▸ **Description of the task**
Make an exact copy of the records that follow, with each picture omitted.

(Interface dataset entries)
= = = = =
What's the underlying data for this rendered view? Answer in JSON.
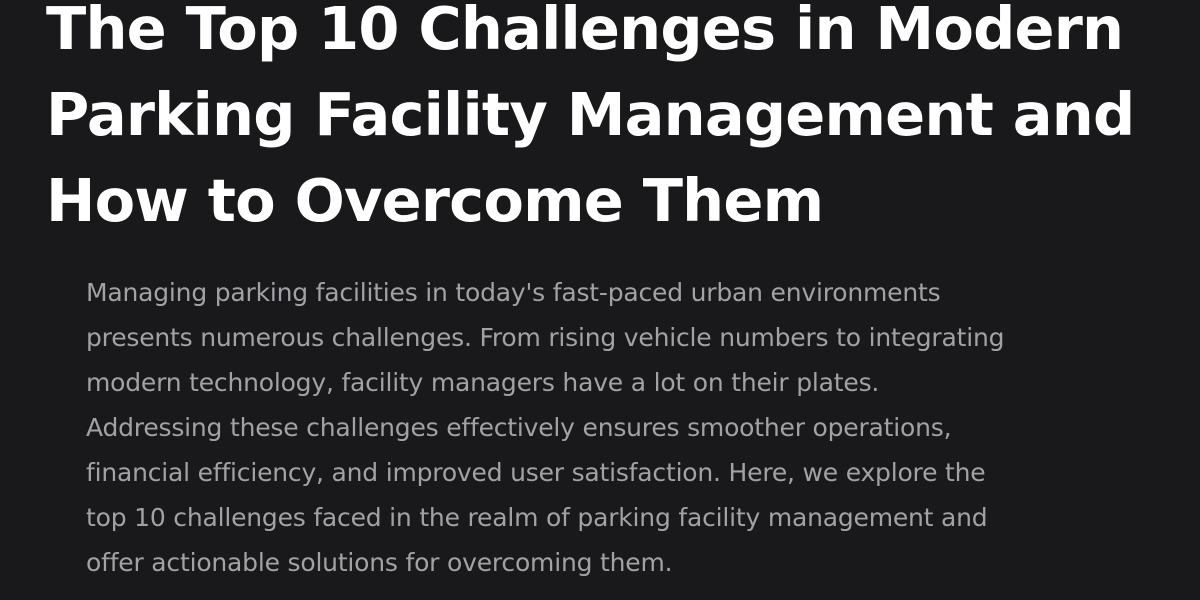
{
  "article": {
    "title_lines": [
      "The Top 10 Challenges in Modern",
      "Parking Facility Management and",
      "How to Overcome Them"
    ],
    "intro_lines": [
      "Managing parking facilities in today's fast-paced urban environments",
      "presents numerous challenges. From rising vehicle numbers to integrating",
      "modern technology, facility managers have a lot on their plates.",
      "Addressing these challenges effectively ensures smoother operations,",
      "financial efficiency, and improved user satisfaction. Here, we explore the",
      "top 10 challenges faced in the realm of parking facility management and",
      "offer actionable solutions for overcoming them."
    ]
  },
  "colors": {
    "background": "#19191b",
    "title": "#ffffff",
    "body_text": "#a2a2a6"
  }
}
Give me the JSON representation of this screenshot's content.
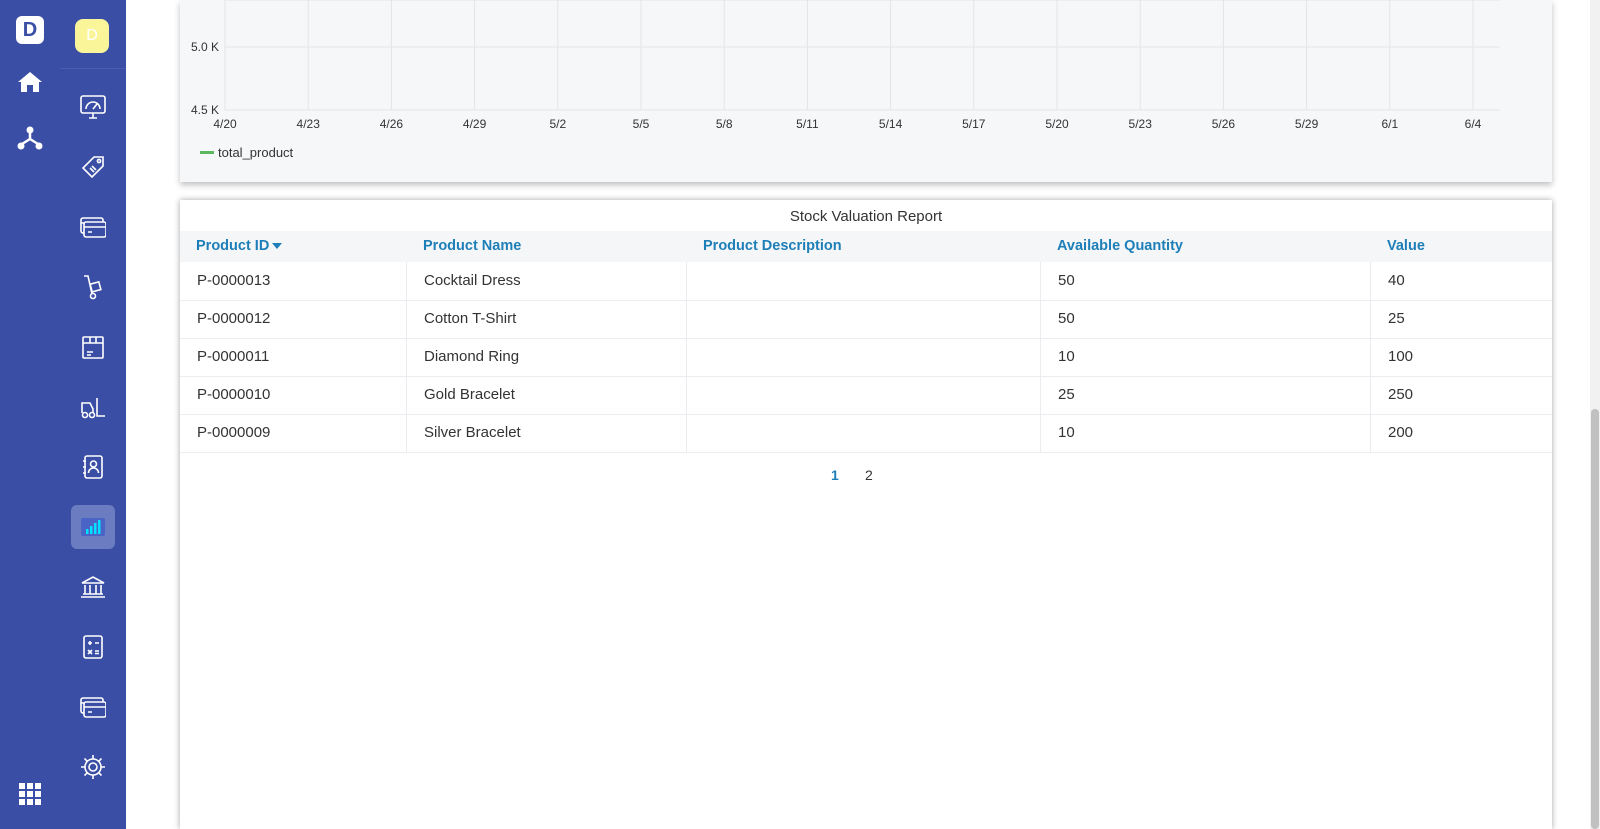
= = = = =
▸ **Output of the exercise**
What's the underlying data for this rendered view? Answer in JSON.
{
  "article": {
    "title_lines": [
      "The Top 10 Challenges in Modern",
      "Parking Facility Management and",
      "How to Overcome Them"
    ],
    "intro_lines": [
      "Managing parking facilities in today's fast-paced urban environments",
      "presents numerous challenges. From rising vehicle numbers to integrating",
      "modern technology, facility managers have a lot on their plates.",
      "Addressing these challenges effectively ensures smoother operations,",
      "financial efficiency, and improved user satisfaction. Here, we explore the",
      "top 10 challenges faced in the realm of parking facility management and",
      "offer actionable solutions for overcoming them."
    ]
  },
  "colors": {
    "background": "#19191b",
    "title": "#ffffff",
    "body_text": "#a2a2a6"
  }
}
Give me the JSON representation of this screenshot's content.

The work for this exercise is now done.